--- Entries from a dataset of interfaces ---
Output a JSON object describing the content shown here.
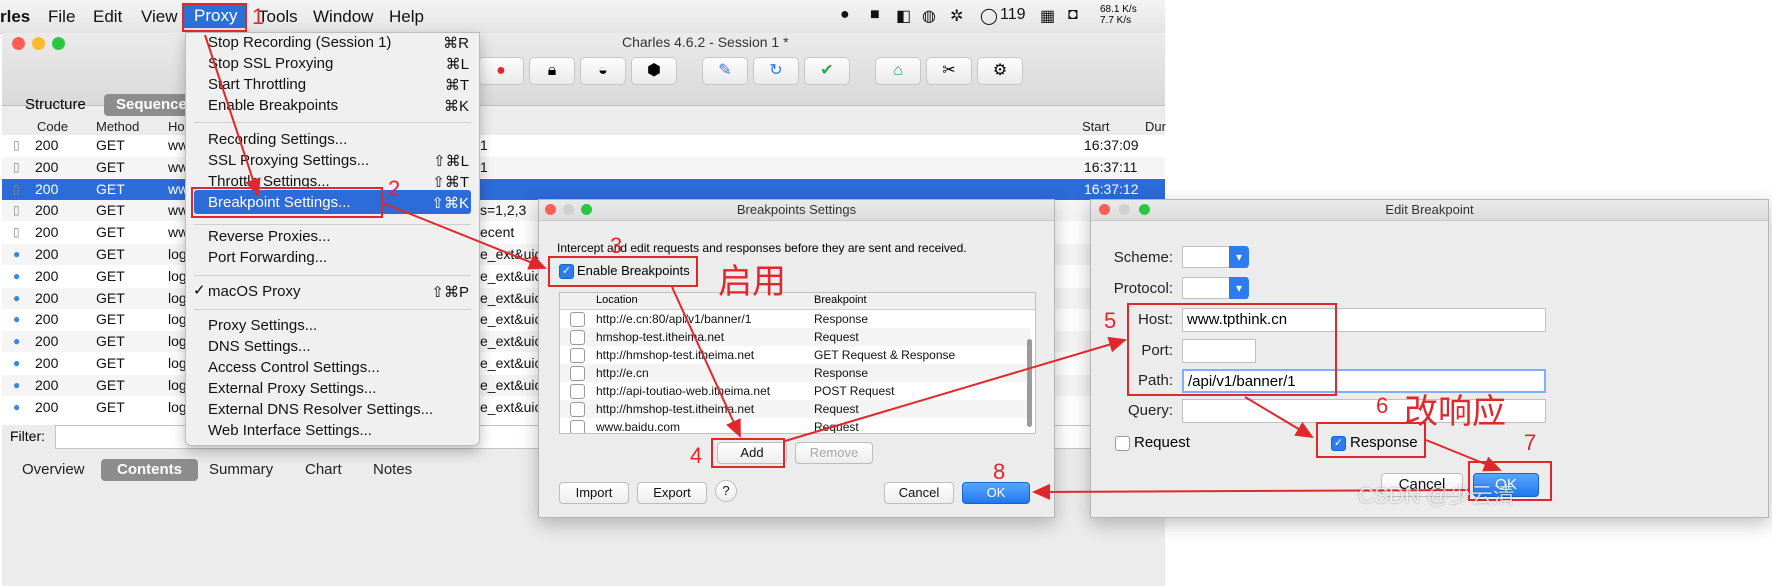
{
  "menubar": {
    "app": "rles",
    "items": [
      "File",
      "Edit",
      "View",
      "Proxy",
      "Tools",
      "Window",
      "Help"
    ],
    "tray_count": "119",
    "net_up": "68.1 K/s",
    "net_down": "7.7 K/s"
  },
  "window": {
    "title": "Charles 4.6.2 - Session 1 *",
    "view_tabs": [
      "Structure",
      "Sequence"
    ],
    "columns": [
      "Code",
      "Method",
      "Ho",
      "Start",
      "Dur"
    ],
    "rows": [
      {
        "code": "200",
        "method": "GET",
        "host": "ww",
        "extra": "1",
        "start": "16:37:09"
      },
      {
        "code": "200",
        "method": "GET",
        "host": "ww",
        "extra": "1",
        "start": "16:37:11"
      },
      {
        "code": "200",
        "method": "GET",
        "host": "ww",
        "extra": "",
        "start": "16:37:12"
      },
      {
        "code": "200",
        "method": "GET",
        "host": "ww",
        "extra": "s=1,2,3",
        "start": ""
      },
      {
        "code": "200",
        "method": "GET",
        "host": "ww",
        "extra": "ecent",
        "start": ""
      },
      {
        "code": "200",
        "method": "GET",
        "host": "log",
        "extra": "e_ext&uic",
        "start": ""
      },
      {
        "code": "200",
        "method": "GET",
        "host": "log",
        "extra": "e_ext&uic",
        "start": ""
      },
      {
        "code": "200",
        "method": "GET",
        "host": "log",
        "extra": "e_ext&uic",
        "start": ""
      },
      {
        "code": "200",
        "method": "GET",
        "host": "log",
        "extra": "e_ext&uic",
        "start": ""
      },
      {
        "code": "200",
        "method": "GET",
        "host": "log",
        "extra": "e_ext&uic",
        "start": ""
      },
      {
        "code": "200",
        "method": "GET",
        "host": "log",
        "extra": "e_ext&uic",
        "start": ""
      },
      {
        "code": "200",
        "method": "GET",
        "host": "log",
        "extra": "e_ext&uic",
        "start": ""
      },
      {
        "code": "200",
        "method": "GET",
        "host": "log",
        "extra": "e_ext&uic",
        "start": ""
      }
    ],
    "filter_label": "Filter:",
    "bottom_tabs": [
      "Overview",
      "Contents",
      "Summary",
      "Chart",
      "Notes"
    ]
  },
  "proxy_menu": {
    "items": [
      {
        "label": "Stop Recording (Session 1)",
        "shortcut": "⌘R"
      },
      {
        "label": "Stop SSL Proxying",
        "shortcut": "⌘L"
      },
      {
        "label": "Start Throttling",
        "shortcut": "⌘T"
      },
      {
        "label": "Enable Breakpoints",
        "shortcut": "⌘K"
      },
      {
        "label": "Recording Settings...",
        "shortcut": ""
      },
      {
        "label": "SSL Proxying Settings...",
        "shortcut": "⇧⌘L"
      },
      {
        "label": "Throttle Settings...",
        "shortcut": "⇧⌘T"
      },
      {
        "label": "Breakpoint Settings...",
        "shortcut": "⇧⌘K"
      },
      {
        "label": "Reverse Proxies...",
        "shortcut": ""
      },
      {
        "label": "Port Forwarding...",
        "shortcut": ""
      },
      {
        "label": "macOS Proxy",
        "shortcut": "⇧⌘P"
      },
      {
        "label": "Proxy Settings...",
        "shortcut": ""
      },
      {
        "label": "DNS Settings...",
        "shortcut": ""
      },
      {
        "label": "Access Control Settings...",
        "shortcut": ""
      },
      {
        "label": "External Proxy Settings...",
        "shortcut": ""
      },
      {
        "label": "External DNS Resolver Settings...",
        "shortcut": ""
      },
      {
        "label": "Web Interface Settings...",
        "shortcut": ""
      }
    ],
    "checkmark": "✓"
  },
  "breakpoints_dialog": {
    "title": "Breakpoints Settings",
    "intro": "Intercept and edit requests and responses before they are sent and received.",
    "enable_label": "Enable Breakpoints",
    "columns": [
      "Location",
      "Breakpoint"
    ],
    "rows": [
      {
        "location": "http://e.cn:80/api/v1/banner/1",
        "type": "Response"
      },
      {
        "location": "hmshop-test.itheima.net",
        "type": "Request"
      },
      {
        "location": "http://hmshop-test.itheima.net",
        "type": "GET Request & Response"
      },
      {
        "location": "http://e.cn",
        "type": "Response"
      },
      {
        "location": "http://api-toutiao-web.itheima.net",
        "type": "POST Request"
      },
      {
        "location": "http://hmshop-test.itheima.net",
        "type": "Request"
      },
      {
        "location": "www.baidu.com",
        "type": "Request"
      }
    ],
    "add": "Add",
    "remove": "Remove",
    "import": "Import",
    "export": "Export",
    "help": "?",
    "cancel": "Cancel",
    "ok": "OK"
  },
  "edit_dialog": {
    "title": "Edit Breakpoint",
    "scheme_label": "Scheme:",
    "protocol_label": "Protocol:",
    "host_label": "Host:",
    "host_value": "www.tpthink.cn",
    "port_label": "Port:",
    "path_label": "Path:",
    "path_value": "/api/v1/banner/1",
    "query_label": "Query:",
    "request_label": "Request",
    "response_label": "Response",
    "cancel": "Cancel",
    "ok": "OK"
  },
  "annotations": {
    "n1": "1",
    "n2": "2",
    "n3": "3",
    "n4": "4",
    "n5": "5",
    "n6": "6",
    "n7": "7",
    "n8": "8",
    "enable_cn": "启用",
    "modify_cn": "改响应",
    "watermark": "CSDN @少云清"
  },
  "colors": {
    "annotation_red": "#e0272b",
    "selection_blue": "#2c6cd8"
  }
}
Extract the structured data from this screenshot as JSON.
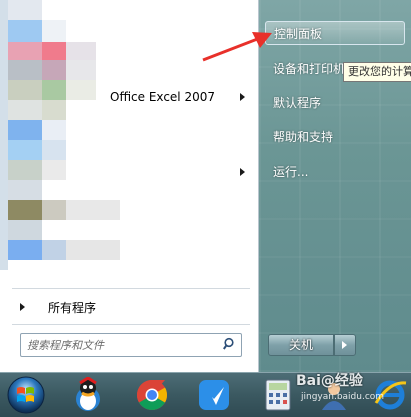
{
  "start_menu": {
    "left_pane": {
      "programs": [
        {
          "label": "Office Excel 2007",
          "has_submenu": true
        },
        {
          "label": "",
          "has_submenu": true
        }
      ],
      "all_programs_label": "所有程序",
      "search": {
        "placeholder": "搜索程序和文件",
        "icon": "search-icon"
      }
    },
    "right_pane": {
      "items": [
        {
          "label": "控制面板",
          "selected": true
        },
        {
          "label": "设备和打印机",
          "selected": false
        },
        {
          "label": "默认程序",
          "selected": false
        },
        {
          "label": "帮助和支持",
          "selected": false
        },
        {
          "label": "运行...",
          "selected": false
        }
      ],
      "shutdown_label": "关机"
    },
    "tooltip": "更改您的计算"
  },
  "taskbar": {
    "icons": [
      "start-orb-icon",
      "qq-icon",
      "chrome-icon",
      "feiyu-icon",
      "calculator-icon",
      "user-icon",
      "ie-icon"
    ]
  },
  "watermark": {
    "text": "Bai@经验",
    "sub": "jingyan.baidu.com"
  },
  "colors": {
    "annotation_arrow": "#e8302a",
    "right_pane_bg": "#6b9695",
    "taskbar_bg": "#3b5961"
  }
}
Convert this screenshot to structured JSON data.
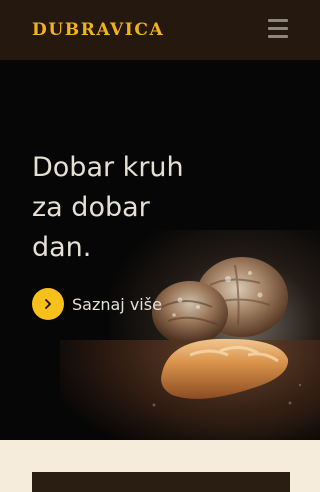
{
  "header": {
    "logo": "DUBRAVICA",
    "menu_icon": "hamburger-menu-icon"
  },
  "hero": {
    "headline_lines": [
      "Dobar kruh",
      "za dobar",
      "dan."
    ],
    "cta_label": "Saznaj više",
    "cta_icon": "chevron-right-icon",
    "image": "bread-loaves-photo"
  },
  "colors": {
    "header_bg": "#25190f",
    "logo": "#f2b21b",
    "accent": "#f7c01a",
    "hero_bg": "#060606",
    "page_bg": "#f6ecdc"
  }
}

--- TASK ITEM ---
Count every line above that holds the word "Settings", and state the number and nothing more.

--- ANSWER FOR THE TASK ---
11